History and wildlife at Lockeridge Dene and Piggledene
Lockeridge Dene and Piggledene are made up of two sheltered valleys dotted with streams of sarsen stones. These sandstone blocks aren’t only important to geologists and archaeologists, they’re also significant for the lichens and mosses that call them home. In fact, the whole landscape is now a protected haven for flowers, grassland insects and the birds that eat them, just waiting to be explored.
The sarsen stones
Lichen-rich sarsen stones litter the landscape at Lockeridge Dene and Piggledene. Also known to some as ‘Grey Wethers’, these sandstone blocks are a geological feature that also have a long history, stretching back millions of years.
These types of stones were used to build structures in the Neolithic and Bronze Age and were still being used as building materials up until the National Trust gained the area in 1908. In fact, many local buildings are made of sarsen.
White Park cows
For part of the year, White Park cattle make Lockeridge Dene their home. With their distinctive white coats and impressive horns, this rare breed of cow is perfectly suited to the valleys' chalk grassland and wood pasture, and by grazing they’re actually conserving the area.

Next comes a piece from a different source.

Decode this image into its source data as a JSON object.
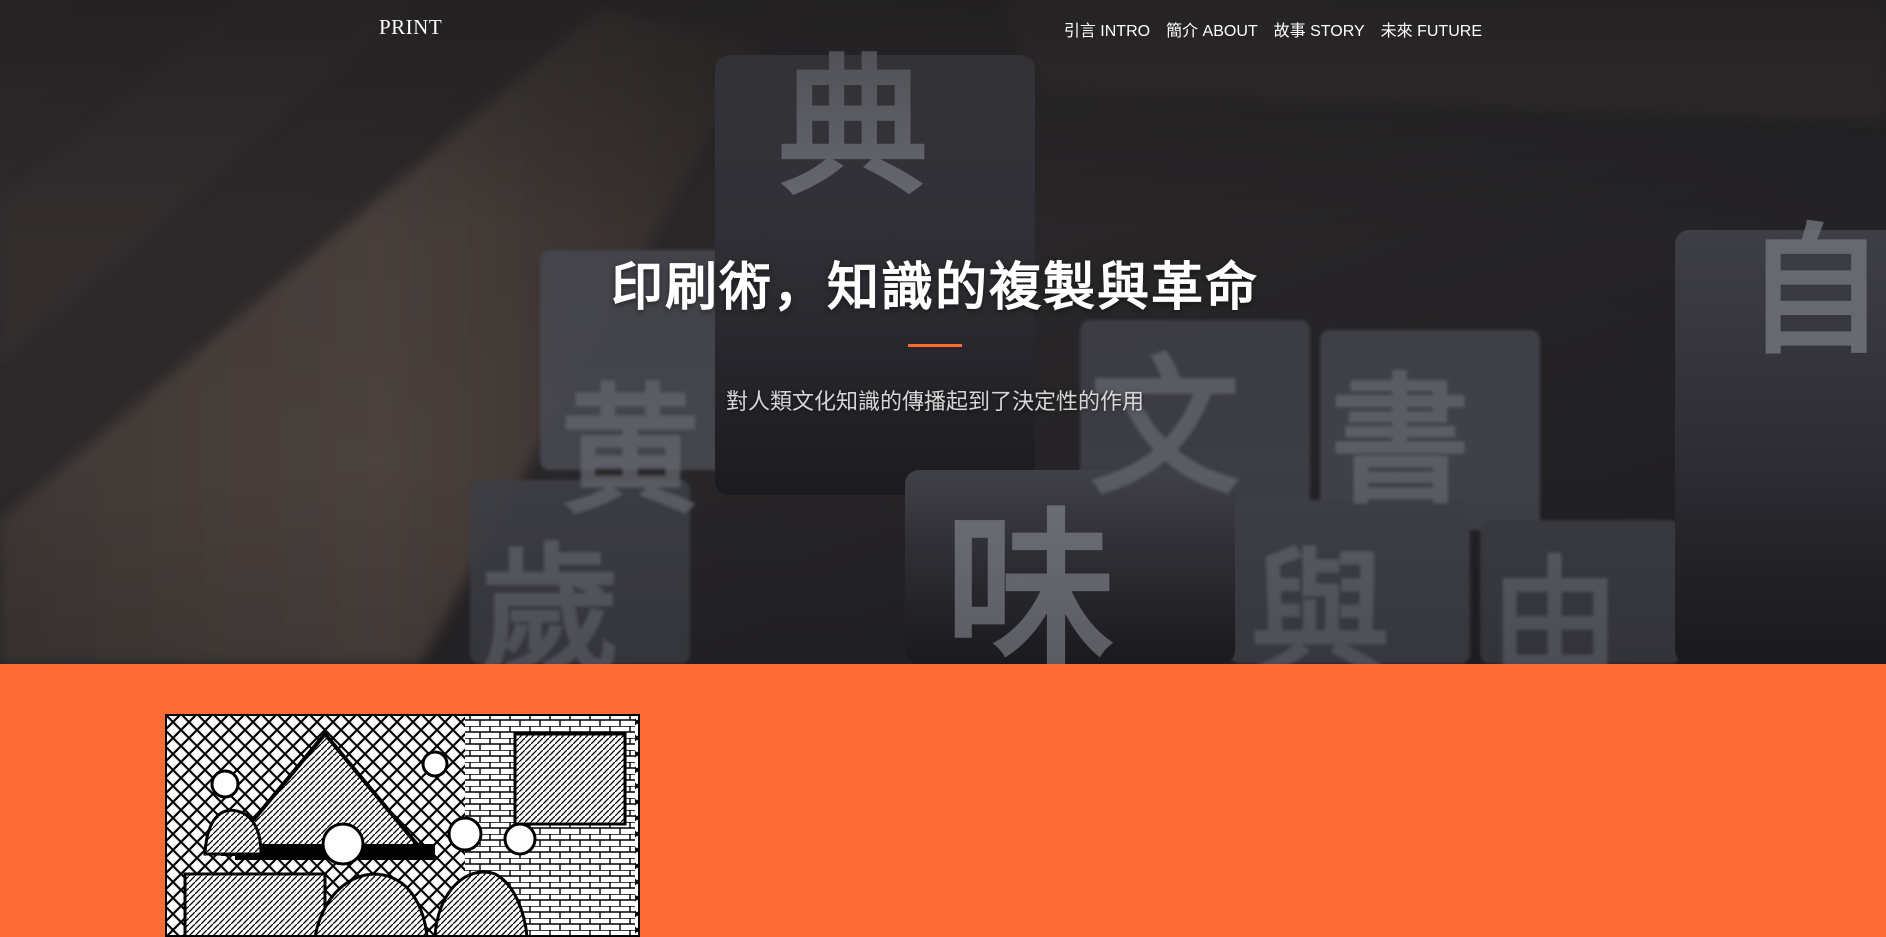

This method of cow conservation is surprisingly effective, as the cattle prevent the development of scrub and what’s called rank vegetation, such as nettles and brambles. This allows natural chalkland species to thrive, including birds foot trefoil, knapweed and fragrant orchids.
Please do not approach the cattle as they can be dangerous if they feel that they or their calves are threatened.
Explore Lockeridge Dene and Piggledene on foot
Why not pack a flask and some sandwiches and spend a day walking and embracing everything Lockridge Dene and Piggledene have to offer? There’s a good chance that your only company will be the birds and insects who thrive here.
Lockeridge Dene walking trail
An adventurous 9km (5.6 mile) walk that gives a real sense of accomplishment. Following the Wansdyke embankment for part of the route, the walk takes in beech woodland and a valley filled with sarsen boulders and offering sweeping views over the surrounding downland.
At 11.2km (7 miles), this walk is a little more challenging but has something for everyone – part of the iconic national trail, fields strewn with sarsen boulders, ancient barrows and monuments as well as quaint villages.